DATASET ENTRIES below:

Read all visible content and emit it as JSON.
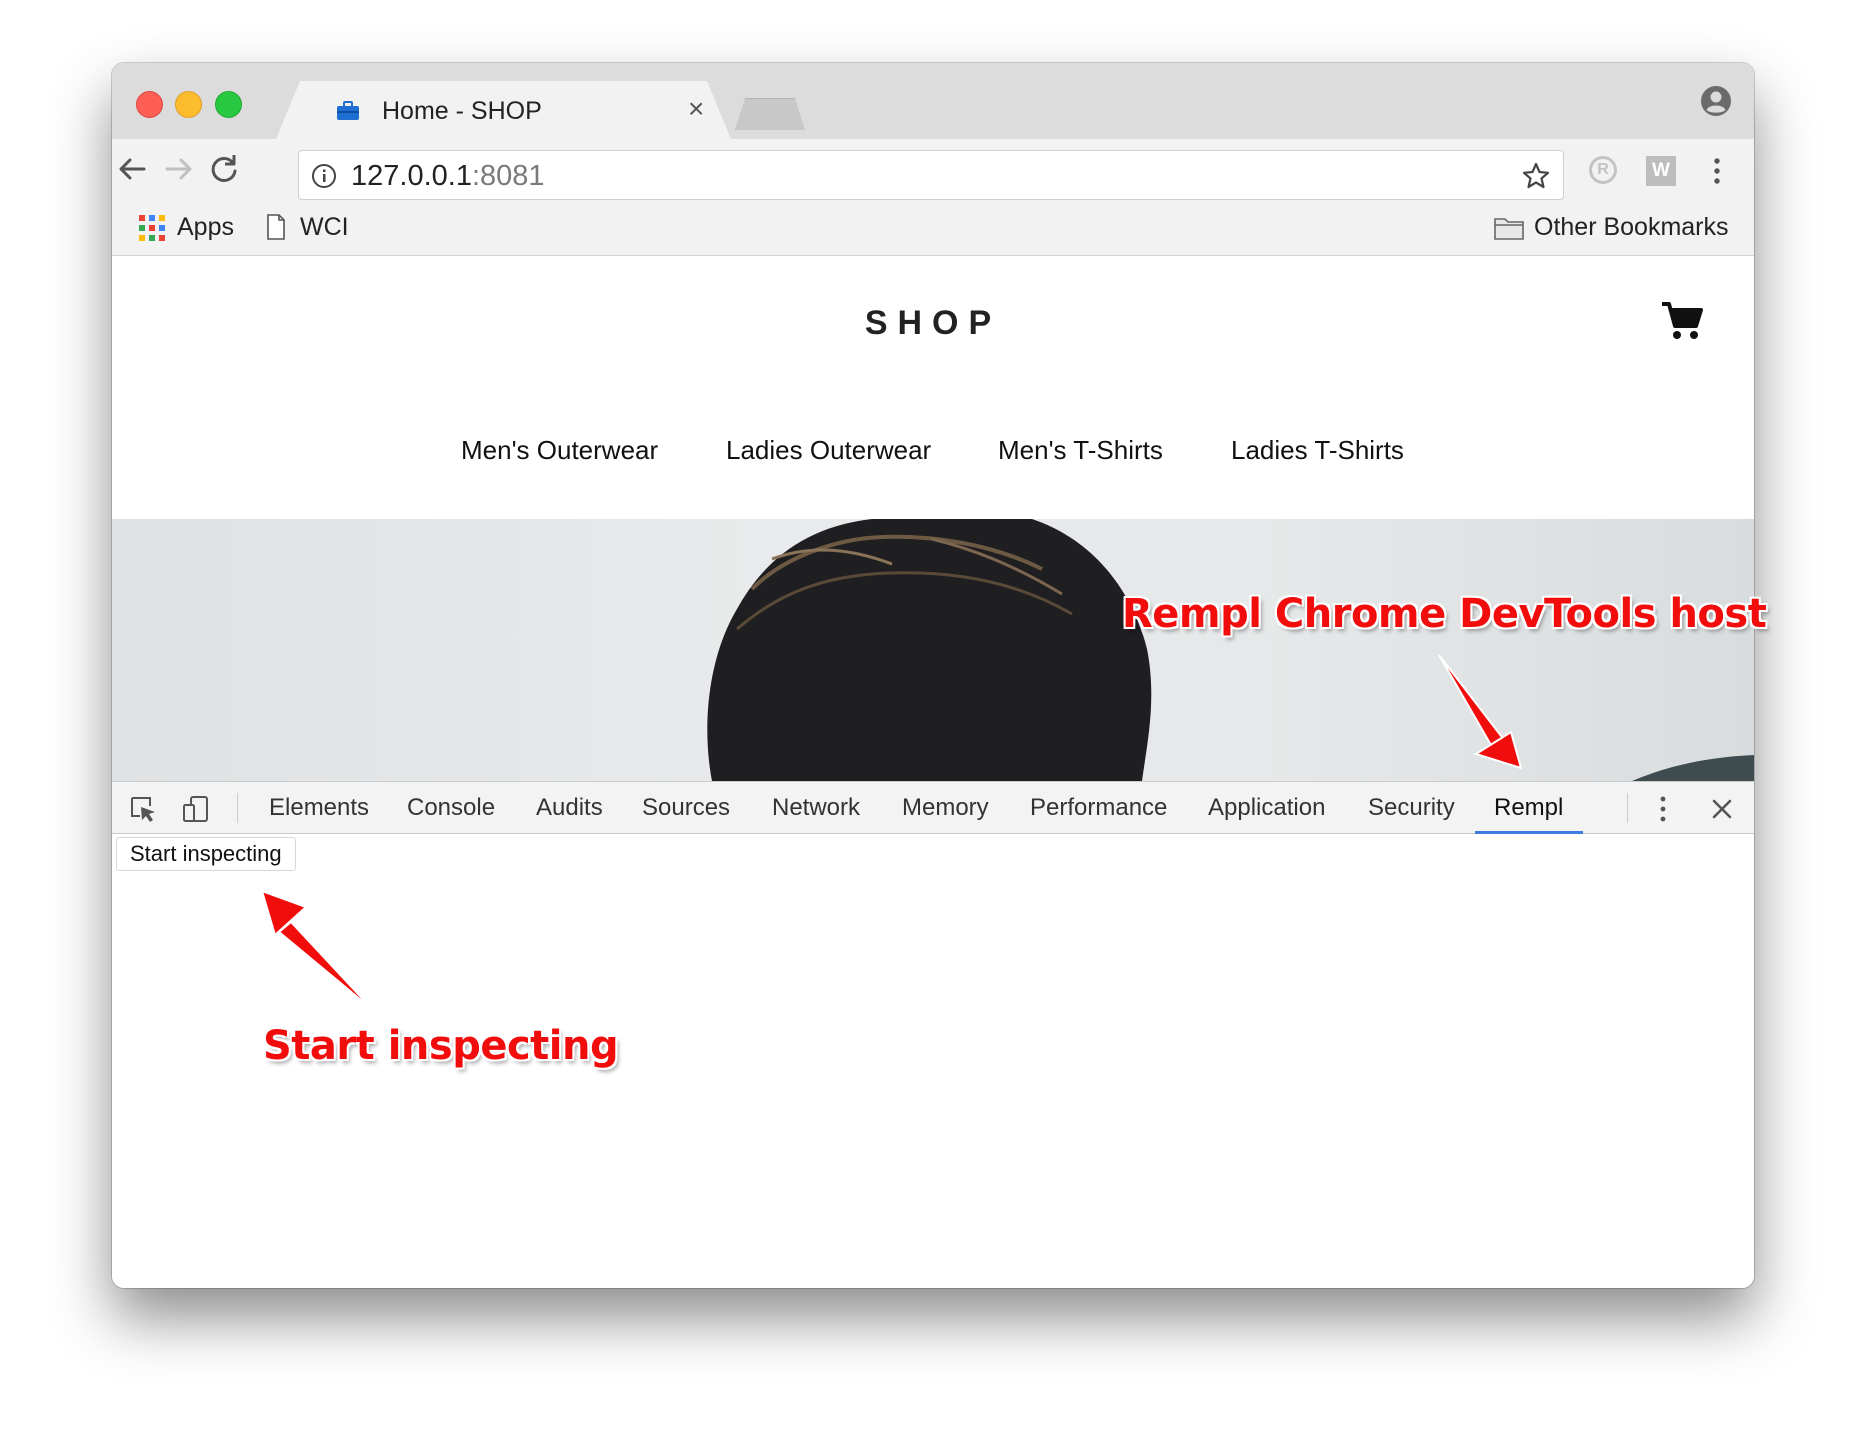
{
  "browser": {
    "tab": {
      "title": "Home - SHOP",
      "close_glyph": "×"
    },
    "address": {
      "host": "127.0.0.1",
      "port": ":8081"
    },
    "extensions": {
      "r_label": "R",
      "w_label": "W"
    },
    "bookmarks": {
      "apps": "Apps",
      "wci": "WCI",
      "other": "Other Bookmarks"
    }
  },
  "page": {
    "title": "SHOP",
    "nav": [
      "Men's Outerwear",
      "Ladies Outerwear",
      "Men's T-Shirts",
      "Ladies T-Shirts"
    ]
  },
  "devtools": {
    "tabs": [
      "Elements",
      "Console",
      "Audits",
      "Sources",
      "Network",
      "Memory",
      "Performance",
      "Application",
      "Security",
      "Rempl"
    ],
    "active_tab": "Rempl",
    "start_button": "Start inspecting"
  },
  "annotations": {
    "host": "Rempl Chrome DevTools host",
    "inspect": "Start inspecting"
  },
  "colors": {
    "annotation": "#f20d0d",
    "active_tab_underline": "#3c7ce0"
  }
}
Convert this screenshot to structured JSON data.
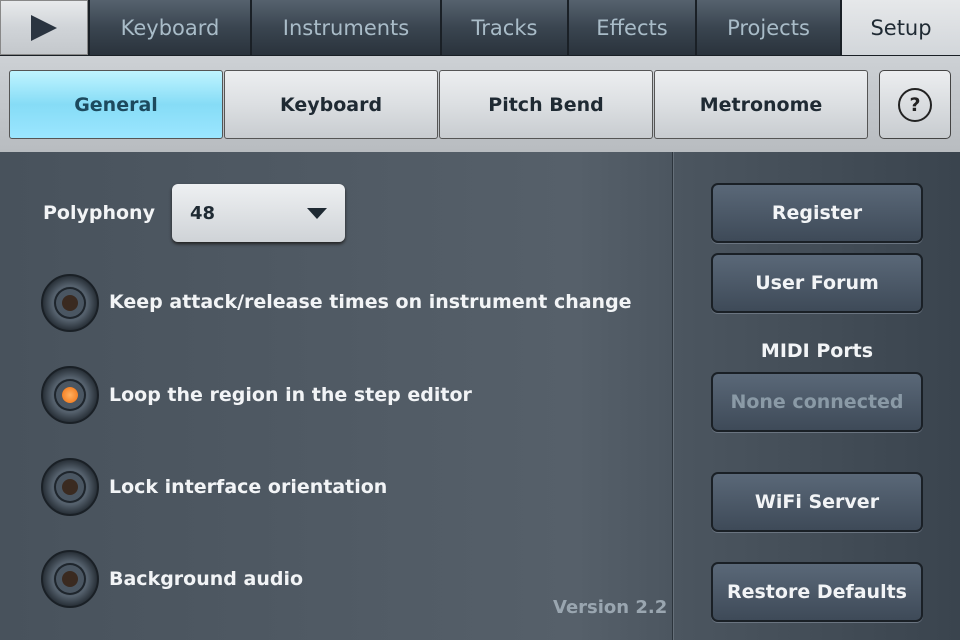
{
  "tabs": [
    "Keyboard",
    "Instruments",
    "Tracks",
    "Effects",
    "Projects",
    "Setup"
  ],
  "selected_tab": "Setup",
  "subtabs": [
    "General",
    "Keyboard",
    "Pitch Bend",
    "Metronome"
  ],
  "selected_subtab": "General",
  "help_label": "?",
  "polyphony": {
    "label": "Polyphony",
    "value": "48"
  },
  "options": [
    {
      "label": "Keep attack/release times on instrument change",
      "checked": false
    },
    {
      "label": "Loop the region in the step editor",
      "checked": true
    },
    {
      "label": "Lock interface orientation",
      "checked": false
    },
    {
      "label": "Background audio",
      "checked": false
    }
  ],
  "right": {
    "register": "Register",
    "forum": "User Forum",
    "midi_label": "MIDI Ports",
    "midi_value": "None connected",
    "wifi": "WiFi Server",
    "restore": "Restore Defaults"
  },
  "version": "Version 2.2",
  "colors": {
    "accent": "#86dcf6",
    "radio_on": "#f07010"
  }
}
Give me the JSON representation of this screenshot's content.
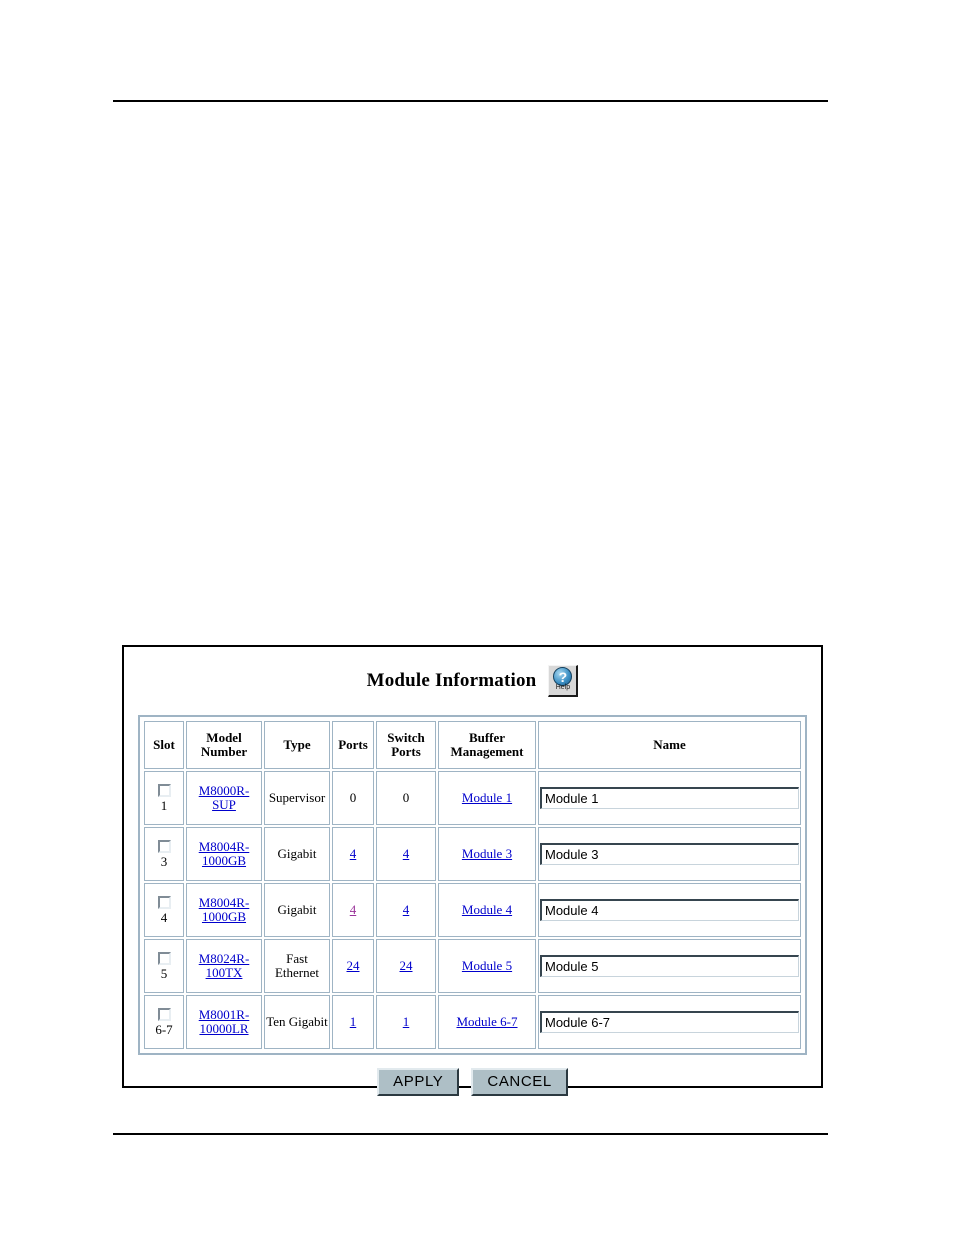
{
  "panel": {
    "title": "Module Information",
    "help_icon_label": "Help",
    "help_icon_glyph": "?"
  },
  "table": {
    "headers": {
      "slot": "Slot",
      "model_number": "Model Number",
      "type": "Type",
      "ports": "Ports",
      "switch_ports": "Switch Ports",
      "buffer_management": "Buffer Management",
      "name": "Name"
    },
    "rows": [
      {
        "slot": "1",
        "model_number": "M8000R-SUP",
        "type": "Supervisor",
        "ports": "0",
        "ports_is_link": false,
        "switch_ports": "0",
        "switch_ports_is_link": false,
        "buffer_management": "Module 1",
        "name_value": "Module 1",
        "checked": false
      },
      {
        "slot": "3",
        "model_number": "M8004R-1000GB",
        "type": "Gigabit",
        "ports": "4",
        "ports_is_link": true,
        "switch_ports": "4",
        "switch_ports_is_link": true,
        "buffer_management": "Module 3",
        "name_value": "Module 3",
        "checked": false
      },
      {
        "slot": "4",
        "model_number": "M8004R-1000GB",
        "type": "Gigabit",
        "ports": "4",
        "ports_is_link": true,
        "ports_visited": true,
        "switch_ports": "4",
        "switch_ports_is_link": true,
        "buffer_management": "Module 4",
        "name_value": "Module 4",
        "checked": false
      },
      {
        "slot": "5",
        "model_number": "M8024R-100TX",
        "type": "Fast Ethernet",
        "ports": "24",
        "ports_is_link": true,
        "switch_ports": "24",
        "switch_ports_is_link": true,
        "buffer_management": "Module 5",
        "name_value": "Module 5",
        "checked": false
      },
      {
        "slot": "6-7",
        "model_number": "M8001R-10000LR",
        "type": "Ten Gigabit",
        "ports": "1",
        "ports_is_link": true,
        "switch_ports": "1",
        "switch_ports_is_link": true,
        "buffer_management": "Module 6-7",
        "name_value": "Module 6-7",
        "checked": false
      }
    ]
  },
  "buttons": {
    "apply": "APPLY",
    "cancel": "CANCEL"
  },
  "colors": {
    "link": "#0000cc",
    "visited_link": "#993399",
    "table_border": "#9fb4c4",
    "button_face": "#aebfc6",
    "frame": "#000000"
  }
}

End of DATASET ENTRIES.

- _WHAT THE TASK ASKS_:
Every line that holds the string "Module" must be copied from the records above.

- _RESULT OF THE EXERCISE_:
    "title": "Module Information",
        "buffer_management": "Module 1",
        "name_value": "Module 1",
        "buffer_management": "Module 3",
        "name_value": "Module 3",
        "buffer_management": "Module 4",
        "name_value": "Module 4",
        "buffer_management": "Module 5",
        "name_value": "Module 5",
        "buffer_management": "Module 6-7",
        "name_value": "Module 6-7",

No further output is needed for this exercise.